• WHAT TO DO: Work through the data below and copy out every line where "date" is found.

Saved entries:
________

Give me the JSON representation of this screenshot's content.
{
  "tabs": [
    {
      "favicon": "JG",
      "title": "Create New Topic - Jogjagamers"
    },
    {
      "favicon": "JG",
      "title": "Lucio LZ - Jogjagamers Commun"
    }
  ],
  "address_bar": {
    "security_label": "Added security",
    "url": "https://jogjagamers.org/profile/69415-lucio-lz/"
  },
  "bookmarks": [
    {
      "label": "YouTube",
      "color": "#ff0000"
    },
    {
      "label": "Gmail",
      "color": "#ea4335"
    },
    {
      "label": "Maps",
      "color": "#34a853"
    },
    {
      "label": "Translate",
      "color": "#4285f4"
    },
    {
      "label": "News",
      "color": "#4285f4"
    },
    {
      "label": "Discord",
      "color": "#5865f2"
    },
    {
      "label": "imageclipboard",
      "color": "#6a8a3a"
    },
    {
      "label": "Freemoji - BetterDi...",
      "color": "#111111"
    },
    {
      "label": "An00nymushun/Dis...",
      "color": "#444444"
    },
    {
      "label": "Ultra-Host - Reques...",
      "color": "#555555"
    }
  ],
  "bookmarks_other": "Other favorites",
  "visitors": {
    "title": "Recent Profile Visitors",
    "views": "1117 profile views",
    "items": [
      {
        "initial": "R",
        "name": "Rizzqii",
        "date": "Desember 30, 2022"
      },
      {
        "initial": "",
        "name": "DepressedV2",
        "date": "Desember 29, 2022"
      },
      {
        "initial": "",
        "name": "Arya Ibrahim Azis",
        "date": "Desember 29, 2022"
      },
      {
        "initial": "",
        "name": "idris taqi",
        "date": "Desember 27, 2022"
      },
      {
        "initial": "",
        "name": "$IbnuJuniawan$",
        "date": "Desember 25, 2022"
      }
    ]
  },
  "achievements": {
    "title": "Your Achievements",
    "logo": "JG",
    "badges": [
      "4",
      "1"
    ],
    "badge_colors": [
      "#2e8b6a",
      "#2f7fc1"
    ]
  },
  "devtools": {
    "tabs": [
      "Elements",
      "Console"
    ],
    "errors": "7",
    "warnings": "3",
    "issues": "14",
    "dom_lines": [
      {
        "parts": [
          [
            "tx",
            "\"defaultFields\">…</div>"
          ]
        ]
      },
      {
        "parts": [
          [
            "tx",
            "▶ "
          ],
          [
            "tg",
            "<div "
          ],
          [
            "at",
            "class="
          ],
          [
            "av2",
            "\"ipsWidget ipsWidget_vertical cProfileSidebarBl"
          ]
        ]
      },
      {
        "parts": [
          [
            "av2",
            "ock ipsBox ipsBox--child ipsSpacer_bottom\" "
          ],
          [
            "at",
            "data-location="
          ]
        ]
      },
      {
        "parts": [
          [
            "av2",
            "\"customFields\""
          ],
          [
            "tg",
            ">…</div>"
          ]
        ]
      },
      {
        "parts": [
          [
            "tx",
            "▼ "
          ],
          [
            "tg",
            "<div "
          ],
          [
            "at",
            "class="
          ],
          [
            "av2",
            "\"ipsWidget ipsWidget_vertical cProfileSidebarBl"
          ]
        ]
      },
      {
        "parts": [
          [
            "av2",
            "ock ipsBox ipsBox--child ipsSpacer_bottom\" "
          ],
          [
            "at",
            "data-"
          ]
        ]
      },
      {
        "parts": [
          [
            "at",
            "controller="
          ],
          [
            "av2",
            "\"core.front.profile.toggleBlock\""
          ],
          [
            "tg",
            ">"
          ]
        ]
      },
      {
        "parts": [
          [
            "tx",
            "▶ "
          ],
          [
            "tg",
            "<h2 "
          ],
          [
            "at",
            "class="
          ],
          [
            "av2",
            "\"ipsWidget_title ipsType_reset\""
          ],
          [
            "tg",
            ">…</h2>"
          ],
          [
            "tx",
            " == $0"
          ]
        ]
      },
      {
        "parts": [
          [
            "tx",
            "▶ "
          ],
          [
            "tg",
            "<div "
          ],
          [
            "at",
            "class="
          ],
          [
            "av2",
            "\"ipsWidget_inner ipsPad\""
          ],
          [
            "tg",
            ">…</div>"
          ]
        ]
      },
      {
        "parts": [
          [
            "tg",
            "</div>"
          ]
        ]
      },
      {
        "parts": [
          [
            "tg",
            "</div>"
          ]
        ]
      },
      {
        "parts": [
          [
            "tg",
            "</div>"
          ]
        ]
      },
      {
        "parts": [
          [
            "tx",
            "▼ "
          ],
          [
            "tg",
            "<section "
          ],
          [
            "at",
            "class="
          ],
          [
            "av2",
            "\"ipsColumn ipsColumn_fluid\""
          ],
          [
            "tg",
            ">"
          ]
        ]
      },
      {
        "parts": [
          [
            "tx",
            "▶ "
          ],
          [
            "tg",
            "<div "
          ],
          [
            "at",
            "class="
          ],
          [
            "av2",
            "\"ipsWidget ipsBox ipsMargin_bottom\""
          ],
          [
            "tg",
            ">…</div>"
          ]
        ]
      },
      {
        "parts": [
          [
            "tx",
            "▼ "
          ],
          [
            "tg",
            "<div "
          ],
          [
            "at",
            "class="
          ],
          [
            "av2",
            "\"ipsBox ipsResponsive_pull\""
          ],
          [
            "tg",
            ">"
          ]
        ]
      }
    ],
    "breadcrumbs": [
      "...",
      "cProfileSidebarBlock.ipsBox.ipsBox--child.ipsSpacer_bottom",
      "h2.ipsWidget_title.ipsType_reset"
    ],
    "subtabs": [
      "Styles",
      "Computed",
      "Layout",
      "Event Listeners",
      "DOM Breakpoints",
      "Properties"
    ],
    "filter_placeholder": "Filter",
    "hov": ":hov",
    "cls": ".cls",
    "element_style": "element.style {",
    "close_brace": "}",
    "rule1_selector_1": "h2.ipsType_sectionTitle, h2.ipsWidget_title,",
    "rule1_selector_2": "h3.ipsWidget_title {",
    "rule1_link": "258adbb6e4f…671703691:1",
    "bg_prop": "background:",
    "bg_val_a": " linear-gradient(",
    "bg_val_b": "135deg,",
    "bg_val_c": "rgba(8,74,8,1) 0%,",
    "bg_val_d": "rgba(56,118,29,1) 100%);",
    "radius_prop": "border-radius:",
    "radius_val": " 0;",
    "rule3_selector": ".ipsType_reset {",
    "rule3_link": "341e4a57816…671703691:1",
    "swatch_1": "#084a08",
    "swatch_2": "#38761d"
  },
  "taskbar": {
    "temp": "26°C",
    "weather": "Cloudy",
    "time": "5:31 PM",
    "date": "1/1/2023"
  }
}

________

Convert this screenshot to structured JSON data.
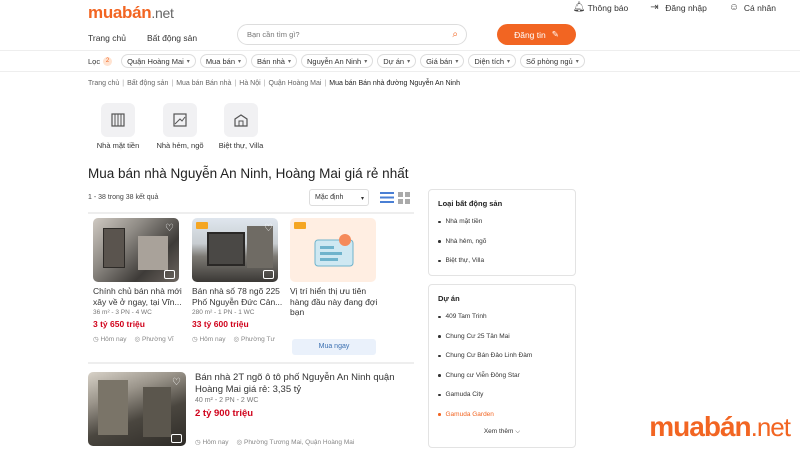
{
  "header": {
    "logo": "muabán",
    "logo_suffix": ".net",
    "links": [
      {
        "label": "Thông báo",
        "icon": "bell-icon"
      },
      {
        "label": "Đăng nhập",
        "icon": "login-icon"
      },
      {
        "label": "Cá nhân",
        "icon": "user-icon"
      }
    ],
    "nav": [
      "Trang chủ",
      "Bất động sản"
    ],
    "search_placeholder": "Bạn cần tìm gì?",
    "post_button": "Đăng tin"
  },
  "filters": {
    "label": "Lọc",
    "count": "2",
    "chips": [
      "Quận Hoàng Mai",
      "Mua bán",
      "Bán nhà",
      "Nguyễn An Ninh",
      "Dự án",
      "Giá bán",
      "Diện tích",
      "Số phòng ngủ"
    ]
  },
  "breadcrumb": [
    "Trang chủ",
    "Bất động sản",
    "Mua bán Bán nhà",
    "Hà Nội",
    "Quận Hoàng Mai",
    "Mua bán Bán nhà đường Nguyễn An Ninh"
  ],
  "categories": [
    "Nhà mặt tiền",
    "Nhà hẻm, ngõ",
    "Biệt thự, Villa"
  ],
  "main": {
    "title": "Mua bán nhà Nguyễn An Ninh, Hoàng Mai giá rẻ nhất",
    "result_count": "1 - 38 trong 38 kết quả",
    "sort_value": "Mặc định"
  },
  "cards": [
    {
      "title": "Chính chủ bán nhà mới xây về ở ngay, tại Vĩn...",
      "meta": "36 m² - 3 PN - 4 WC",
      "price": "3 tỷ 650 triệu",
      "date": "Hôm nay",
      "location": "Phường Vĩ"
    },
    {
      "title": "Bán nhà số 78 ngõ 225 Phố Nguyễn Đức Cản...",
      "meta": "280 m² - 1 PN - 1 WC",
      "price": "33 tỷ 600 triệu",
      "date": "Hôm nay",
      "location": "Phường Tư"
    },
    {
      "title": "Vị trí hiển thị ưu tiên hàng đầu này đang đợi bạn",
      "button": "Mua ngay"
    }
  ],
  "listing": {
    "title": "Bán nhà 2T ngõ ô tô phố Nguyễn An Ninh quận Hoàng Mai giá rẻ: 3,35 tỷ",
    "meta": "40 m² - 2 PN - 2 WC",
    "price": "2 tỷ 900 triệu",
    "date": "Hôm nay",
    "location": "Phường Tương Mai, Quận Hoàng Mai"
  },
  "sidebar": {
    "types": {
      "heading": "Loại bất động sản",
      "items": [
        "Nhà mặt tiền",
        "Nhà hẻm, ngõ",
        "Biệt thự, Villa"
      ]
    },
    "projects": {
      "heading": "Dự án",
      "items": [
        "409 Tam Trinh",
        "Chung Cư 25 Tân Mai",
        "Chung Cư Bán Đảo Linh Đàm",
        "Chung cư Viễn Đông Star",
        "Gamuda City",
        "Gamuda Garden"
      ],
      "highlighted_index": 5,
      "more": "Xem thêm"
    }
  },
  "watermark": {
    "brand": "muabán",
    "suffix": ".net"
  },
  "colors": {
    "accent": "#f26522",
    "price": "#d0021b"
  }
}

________

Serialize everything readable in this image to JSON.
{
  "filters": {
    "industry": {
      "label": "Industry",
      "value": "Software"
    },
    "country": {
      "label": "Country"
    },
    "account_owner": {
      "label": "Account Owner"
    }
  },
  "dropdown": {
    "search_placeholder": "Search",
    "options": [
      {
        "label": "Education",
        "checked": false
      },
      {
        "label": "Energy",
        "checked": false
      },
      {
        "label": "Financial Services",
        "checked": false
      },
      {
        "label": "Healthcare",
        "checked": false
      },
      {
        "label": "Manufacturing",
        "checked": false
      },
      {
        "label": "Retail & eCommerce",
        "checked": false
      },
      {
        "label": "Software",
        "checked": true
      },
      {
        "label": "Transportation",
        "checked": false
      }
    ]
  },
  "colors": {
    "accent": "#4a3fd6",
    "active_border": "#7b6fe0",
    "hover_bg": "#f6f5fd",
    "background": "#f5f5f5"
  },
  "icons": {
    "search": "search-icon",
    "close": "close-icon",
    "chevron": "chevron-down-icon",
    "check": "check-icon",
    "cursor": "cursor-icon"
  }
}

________

• ANSWER AREA:
        "date": "Desember 30, 2022"
        "date": "Desember 29, 2022"
        "date": "Desember 29, 2022"
        "date": "Desember 27, 2022"
        "date": "Desember 25, 2022"
    "date": "1/1/2023"
      "date": "Hôm nay",
      "date": "Hôm nay",
    "date": "Hôm nay",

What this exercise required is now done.